I'll tell you, Cin, today that "deconstruction worker" sounds really good to me. I could really get into swinging a sledge hammer against a wall somewhere. (I've dome some demo work in my time and I kinda liked it! Don't know if I'd enjoy it every day. . . but think of the satisfaction of clearing out a place and making it smooth and ready again. hmmmm.)

But Sleep Instructor-- yeah, baby-- that's a year around great gig.

I was looking at the Metaverse Evangelist and thinking yeah, I could evangelize a Metaverse. . . whatever that is. I can preach with the best of 'em. It's just that usually I'm preaching to the choir. And then I realized it was a techie job and the thrill evaporated.

sigh.

Cindy Gerard said...

Ha, Betina. Just once I'd like to know what it feels like to be a computer nerd. To understand AND enjoy figuring out all the glitches and burps and goings on of a computer. Tech wizzard? That is so not me but darn, some days I wish I could crack that tech-challenged wall.

byrdloves2read said...

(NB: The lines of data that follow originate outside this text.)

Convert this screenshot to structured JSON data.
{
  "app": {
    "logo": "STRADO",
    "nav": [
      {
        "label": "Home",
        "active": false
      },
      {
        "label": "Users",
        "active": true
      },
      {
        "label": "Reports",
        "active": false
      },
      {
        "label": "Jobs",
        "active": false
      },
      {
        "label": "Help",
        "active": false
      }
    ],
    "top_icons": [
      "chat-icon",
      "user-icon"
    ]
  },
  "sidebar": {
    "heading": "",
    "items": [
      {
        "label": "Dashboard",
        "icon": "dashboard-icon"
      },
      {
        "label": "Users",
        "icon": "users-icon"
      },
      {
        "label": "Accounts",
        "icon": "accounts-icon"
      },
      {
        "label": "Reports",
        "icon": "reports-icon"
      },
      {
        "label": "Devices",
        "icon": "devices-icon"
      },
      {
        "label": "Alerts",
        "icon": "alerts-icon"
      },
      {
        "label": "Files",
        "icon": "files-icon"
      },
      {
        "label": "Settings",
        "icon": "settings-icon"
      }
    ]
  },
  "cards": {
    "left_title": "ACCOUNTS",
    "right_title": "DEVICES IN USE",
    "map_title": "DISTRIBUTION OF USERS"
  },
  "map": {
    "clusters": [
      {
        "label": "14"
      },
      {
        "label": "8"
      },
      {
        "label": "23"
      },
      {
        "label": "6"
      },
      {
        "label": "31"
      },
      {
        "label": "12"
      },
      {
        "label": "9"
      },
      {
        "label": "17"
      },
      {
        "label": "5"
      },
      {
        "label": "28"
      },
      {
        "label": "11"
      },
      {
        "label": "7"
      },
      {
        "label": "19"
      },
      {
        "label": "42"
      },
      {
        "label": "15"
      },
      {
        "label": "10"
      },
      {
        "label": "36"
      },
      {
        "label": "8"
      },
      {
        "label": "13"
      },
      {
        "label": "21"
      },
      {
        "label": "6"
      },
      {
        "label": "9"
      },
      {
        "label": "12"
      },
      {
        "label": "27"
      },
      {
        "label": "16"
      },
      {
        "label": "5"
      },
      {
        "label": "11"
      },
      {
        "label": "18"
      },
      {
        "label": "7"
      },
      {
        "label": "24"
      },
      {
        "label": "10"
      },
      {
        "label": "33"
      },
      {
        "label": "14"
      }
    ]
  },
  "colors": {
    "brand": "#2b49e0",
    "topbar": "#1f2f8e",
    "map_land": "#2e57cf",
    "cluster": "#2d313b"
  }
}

Along the lines of travel writer, my husband and I took a family on an antiques-buying trip to England one year. It was a mom, dad and two grown daughters. They paid for all lodging and meals. We drove them to various antique fairs in the countryside and advised them on values. Bill did all the driving. It was fantastic!

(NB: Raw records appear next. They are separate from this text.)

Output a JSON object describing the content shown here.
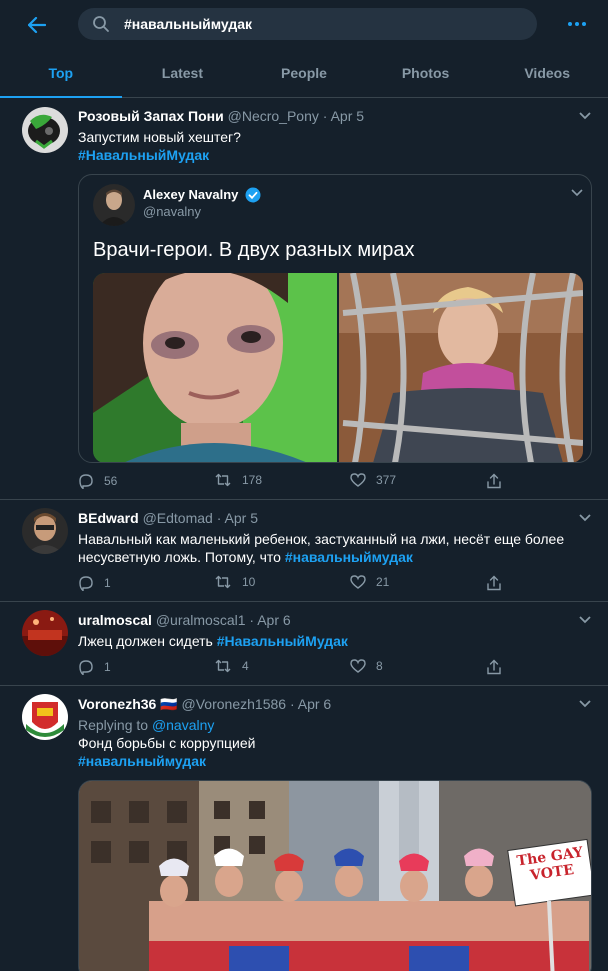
{
  "search": {
    "query": "#навальныймудак"
  },
  "tabs": [
    {
      "label": "Top",
      "active": true
    },
    {
      "label": "Latest",
      "active": false
    },
    {
      "label": "People",
      "active": false
    },
    {
      "label": "Photos",
      "active": false
    },
    {
      "label": "Videos",
      "active": false
    }
  ],
  "tweets": [
    {
      "name": "Розовый Запах Пони",
      "handle": "@Necro_Pony",
      "date": "Apr 5",
      "text_lines": [
        "Запустим новый хештег?"
      ],
      "hashtag": "#НавальныйМудак",
      "quote": {
        "name": "Alexey Navalny",
        "handle": "@navalny",
        "text": "Врачи-герои. В двух разных мирах"
      },
      "replies": "56",
      "retweets": "178",
      "likes": "377"
    },
    {
      "name": "BEdward",
      "handle": "@Edtomad",
      "date": "Apr 5",
      "line1": "Навальный как маленький ребенок, застуканный на лжи, несёт еще более",
      "line2_prefix": "несусветную ложь. Потому, что ",
      "hashtag": "#навальныймудак",
      "replies": "1",
      "retweets": "10",
      "likes": "21"
    },
    {
      "name": "uralmoscal",
      "handle": "@uralmoscal1",
      "date": "Apr 6",
      "text_prefix": "Лжец должен сидеть ",
      "hashtag": "#НавальныйМудак",
      "replies": "1",
      "retweets": "4",
      "likes": "8"
    },
    {
      "name": "Voronezh36",
      "flag": "🇷🇺",
      "handle": "@Voronezh1586",
      "date": "Apr 6",
      "replying_prefix": "Replying to ",
      "replying_handle": "@navalny",
      "text": "Фонд борьбы с коррупцией",
      "hashtag": "#навальныймудак",
      "media_sign": "The GAY VOTE"
    }
  ],
  "colors": {
    "background": "#15202b",
    "accent": "#1da1f2",
    "secondary_text": "#8899a6",
    "border": "#38444d"
  }
}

Cindy Gerard said...

byrd - that sounds lovely. I got my first taste of European travel last fall when I went to Italy with 3 girlfriends. It was amazing. and the best part is we had a guide (a fan who is now a dear friend) who lives in Rome and she showed us all around the city including treating us to a traditional Italian dinner at their home. Fantastic!

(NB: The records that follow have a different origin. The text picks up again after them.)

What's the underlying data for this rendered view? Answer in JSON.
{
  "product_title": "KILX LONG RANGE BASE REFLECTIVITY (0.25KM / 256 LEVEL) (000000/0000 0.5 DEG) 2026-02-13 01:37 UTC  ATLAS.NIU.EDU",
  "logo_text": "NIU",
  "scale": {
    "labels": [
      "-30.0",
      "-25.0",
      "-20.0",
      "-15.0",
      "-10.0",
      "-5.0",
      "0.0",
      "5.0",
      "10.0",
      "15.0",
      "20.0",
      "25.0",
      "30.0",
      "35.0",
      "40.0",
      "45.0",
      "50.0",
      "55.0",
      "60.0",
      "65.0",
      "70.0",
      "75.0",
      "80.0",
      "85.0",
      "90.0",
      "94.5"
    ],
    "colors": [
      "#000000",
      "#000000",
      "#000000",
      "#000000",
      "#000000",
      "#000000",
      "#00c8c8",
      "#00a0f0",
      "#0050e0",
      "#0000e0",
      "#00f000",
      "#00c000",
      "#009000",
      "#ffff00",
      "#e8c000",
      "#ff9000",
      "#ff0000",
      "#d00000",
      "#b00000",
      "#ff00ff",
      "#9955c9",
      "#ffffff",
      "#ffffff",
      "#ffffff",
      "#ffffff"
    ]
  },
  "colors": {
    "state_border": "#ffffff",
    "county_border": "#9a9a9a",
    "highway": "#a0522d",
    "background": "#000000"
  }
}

Kathleen Eagle said...

I went to Super Tuesday caucus--I was a first-timer, veritable virgin--and met a young woman from NJ who graduated from college in MN a couple of years ago, got what she thought was her dream job at a local TV station, and had just quit (Tues was her last day) because her boss was "impossible." I asked her what she'd like to do now. "My dream is to be a travel writer," she said. Must be something in the air.

Debra Dixon said...

I once had to research how to obtain bear galls for a client. They are highly prized in the Far East. Like $1,000 each and that was a while ago. Usually the guide just quietly keeps them as a perk of a bear hunt since most hunters just want the meat and hide and have no clue that they've just given away a $1000 organ.

Cindy Gerard said...

Bear Galls, huh?
We have friends who are farmers. Raise cattle and hogs. You know where this is going, right? Castrating day has got to go down on their calender's as "I need to look for another career" day.
As a side note - after the big day, they always had a "Mountain Oyster" fry. If you don't think about what you're eating, they really are good.
Okay. Chew on that for a while.:o)

Bridget Locke said...

The grossest dirty job I ever saw was actually on Dirty Jobs...it was as a septic tank cleaner. Thank goodness we don't have to deal with those where I live. Ick!

My worst job was working for the Portland School District as a cafeteria lady. Nasty! And I'm not a kid person, so all of the screaming children were beyond annoying.


Tho I did have a cute experience at one of the elementary schools I worked at. The little kindergarten kids came through the lunch line and one of the little boys stopped dead in his tracks. "Boy, you sure are tall," he told me in this almost worshipful whisper (I'm 6'1", so I get that a lot). It was the way he said it that made me laugh. :D